→ **Available records**:

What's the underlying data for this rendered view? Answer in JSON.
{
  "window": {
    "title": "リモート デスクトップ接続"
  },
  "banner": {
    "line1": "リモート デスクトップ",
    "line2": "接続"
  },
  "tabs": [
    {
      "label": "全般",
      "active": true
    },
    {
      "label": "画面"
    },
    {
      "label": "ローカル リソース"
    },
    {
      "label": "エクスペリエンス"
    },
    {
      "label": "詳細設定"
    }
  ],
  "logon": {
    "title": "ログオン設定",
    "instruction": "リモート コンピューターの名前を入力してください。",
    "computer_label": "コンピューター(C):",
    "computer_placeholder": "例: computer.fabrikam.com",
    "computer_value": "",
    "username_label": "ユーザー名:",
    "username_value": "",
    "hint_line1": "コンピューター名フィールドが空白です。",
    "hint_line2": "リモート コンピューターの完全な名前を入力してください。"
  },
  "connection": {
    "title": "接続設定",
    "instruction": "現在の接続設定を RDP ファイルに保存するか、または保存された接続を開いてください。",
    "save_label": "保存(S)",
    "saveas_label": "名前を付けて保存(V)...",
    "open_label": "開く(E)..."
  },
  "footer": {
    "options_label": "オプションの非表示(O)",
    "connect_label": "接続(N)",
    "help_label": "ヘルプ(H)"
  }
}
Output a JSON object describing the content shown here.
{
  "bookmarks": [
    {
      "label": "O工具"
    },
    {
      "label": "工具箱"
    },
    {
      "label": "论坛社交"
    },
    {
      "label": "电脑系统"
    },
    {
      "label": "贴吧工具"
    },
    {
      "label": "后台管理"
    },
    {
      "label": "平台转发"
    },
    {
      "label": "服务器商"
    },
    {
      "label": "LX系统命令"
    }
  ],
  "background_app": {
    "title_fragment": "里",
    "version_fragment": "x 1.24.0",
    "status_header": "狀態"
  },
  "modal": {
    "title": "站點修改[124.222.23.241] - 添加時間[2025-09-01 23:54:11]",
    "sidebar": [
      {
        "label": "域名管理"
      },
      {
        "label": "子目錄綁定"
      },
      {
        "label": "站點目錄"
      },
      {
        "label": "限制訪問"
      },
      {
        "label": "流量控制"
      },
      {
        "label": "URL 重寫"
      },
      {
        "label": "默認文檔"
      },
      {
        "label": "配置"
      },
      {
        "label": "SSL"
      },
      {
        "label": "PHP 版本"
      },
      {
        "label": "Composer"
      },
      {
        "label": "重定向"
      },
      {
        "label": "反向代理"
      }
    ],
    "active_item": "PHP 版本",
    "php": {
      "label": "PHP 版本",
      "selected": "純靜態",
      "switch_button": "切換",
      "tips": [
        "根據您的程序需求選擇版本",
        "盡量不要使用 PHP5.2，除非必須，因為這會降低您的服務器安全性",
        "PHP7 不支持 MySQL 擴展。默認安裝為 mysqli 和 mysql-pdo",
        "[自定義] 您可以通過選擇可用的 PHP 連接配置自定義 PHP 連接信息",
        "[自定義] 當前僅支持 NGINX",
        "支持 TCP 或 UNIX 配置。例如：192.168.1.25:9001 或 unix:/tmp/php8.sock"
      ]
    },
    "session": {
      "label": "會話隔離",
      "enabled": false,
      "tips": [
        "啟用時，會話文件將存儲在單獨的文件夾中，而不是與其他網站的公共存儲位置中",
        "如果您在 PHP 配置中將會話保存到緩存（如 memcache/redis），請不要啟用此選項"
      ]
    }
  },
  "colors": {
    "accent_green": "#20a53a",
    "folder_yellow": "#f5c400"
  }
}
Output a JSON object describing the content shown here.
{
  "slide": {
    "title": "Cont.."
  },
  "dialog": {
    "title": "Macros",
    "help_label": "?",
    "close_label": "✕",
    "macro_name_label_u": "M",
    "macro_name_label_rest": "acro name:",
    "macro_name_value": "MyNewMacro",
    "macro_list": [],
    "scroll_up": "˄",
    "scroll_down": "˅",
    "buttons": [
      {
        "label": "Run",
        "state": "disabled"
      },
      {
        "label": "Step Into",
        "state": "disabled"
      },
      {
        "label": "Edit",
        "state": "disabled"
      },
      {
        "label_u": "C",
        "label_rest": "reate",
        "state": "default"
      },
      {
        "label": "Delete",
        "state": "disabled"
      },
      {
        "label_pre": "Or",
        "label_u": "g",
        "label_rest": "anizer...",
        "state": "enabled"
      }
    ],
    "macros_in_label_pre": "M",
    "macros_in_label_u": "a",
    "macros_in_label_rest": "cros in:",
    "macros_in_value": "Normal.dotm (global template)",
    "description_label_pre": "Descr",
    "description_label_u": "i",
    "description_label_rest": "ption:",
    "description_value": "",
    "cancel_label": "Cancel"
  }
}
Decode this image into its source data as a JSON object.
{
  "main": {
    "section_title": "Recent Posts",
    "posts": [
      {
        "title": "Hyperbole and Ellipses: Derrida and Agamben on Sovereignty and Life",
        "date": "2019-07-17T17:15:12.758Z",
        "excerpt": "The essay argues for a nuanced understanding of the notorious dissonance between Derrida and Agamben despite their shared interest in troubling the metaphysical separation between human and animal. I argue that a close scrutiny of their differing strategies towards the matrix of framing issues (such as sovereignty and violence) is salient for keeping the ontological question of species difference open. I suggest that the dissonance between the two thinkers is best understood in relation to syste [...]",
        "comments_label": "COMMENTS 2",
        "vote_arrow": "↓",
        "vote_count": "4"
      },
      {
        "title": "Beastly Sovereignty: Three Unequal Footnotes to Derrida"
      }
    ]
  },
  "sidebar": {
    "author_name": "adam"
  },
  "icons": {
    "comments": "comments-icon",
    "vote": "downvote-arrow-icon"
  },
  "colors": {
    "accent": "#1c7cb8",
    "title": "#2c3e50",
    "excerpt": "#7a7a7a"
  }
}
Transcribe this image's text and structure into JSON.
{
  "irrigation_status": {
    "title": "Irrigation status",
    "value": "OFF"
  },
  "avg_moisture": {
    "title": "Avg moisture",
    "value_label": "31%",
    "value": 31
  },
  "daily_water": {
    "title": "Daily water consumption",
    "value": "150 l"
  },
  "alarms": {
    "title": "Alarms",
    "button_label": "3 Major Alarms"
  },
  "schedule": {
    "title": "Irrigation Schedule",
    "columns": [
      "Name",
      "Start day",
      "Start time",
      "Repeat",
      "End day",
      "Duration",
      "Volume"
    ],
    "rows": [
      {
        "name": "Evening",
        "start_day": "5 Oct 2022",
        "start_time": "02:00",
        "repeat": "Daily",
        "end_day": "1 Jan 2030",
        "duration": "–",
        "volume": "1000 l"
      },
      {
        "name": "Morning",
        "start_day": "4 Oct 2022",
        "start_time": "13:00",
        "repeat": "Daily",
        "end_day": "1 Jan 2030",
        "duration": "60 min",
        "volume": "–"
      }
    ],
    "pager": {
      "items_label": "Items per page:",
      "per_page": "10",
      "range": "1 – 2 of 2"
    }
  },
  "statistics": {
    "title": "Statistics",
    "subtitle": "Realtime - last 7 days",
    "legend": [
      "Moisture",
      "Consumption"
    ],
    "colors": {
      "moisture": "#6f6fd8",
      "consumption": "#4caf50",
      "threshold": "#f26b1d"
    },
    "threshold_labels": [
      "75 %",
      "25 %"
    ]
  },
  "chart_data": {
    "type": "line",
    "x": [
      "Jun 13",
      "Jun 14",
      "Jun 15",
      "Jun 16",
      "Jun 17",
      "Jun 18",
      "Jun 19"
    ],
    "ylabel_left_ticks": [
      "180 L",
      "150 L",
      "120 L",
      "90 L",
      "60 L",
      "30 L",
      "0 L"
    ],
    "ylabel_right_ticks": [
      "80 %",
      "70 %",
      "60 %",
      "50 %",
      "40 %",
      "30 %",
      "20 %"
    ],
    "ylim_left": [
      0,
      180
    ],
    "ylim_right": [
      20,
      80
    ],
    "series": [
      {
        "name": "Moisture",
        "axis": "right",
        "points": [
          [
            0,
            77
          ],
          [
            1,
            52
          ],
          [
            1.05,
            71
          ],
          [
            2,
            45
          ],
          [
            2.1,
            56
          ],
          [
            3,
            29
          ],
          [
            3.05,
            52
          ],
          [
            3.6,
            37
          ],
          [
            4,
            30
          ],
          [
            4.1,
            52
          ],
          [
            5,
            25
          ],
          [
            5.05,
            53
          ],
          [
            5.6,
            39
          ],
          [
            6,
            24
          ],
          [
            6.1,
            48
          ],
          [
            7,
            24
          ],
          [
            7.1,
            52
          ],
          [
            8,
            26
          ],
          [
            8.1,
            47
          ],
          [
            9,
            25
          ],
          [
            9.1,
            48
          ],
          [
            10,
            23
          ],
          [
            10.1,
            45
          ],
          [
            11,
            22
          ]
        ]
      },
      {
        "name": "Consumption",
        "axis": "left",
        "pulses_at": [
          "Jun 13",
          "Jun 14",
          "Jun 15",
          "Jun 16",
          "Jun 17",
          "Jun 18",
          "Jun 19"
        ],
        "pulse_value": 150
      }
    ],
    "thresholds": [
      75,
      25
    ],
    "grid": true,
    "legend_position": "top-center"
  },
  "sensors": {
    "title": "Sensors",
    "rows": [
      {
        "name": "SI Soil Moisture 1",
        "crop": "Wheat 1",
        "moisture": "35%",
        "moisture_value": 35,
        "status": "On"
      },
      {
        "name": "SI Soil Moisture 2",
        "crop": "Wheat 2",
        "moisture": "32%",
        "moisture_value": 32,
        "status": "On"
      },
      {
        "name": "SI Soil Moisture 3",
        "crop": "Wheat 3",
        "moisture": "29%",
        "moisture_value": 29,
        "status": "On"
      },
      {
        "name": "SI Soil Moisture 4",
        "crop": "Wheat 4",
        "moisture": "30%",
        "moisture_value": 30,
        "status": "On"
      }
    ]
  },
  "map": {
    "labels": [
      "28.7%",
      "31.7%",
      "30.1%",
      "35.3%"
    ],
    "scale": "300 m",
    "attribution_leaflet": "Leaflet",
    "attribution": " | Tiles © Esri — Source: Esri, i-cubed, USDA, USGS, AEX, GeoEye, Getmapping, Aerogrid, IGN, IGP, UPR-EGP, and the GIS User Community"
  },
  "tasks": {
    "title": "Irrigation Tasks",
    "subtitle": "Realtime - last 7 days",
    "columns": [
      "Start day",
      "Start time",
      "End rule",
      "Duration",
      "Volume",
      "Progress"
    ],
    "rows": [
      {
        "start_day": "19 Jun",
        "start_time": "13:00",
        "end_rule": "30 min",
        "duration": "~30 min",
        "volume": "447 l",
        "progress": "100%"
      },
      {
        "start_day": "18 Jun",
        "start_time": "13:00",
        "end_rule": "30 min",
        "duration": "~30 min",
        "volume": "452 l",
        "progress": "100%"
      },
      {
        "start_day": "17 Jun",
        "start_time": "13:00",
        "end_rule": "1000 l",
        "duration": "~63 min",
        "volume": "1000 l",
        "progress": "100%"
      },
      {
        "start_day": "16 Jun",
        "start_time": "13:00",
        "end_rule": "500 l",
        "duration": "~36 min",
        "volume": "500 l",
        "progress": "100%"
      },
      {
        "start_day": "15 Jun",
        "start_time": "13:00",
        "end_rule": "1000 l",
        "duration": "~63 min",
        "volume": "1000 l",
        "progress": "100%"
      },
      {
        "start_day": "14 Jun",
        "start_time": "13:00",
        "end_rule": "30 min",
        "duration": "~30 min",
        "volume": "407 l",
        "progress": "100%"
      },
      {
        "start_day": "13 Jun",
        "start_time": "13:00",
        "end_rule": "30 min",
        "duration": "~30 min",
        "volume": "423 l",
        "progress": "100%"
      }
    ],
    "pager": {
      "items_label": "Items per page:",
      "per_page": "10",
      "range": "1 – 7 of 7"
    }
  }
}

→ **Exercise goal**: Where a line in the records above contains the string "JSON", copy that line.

→ **Written answer**:
What's the underlying data for this rendered view? Answer in JSON.
Output a JSON object describing the content shown here.
Output a JSON object describing the content shown here.
Decode this image into its source data as a JSON object.
Transcribe this image's text and structure into JSON.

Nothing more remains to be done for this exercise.